Acknowledgement: preliminary version of the research presented at EU-SPRI ECC Ingenio (CSIC-UPV) “PhDays2023” conference in Valencia, Spain.
Dr. Milena Panić
Research Associate, Geographical Institute "Jovan Cvijić"
Serbian Academy of Sciences and Arts

Approach used for policy formation in context of depopulation detection and mitigation – experience from Serbia

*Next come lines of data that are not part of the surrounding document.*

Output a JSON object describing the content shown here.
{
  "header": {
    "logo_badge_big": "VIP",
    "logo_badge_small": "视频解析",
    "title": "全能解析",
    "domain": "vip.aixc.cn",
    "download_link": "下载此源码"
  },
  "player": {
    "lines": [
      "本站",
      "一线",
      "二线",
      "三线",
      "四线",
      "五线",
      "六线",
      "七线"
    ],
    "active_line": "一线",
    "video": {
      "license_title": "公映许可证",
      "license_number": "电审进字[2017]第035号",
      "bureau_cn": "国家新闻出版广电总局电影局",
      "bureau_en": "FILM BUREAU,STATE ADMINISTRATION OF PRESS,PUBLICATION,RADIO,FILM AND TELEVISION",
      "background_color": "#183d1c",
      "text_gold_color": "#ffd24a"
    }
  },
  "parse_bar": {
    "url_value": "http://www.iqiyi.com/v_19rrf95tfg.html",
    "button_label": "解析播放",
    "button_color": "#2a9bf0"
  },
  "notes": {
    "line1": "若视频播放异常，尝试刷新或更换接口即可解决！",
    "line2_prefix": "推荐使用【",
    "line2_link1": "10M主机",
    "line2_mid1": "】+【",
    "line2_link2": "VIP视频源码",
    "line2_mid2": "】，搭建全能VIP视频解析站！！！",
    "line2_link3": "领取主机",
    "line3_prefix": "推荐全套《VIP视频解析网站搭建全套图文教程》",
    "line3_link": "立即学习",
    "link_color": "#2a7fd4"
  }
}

Depopulation process encompassing not only peripheral and rural parts in Serbia, but smaller urban centers as well, continuously spreading toward bigger urban areas. For this reason, the issue of depopulation has been identified and highlighted as a pressing national problem, requiring concrete solutions, approaches and actions, mostly through policy formation at all levels, from national to local. Thus, one of the implemented initiatives for the depopulation identification and its spatial expression, involved the formation of innovative approaches and solutions, which will not encompasses previously applied methodologies and the use of official statistical data. As a result, an interactive web platform was built, as sustainable framework, which allowed detection of depopulation process and monitoring of temporal and spatial disparities on territory of Serbia. Traditional data sources that are used to express quantitative changes of population indicators in Serbia, were combined with alternative sources and datasets (e.g. satellite images of nighttime lights, digital terrain model, GHS Population Grid datasets, etc.). According to the sub-issue that they primarily refers to, the 12 indicators set was created, which provided deeper understanding of the current situation, and possibility of envisioning future trends, as well. In accordance with that, the formed solution is valuable as a basis for the formation of official national documents and strategies, or as a source of accurate, precise and often attractive products that received their role in the media, education, further scientific research, etc.
Samuli Manu
MDI Public Oy

From dismantling to re-structuring rural communities


Urbanisation generates regional shrinkage, particularly impacting rural areas. Shrinkage is primarily indicated by population loss caused by a complex combination of economic, demographic and service-related issues (Grossmann et al. 2013). We focus here on shrinkage in relation to the processes and structures of the knowledge-intensive economy in rural Finland.

In the last decade the national development politics has focused on strengthening the national competitiveness and development activities have unintentionally reinforced the centralisation of the knowledge-intensive economy to urban areas. In addition, regional development in rural areas has seldom focused on knowledge-intensive fields of expertise. The phenomenon in rural context remains unrecognised.

The rise of remote work during the COVID-19 crisis raised expectations among rural developers as the knowledge-intensive economy was elevated to the forefront of Finnish rural policy, given widespread ad hoc adoption of remote work promoting location-independence. Despite political level interest, the rural knowledge-intensive economy phenomenon generated little academic debate.

The knowledge-intensive economy literature emphasises the importance of connectivity and networks. Our observations of current rural development activities shows that local development efforts aimed at enhancing knowledge intensive business activities focus on the development of local environments and existing businesses. The need to combine exogenous and endogenous development approaches remains underdeveloped. Both processes are however required to promote local level knowledge-based value creation in rural areas.

Development activities should not only be grounded in the local environment, institutions and communities, but also focus on strengthening the connection to external resources such as investments and human capital.

Session host

Matthias Kokorsch
Academic Director
University Centre Of The Westfjords

Josefina Syssner
Linkoping University



Contact for questions about abstracts or registration: groningen@congressbydesign.com 

Contact for questions about the content of the programme: ruralgeo2023@rug.nl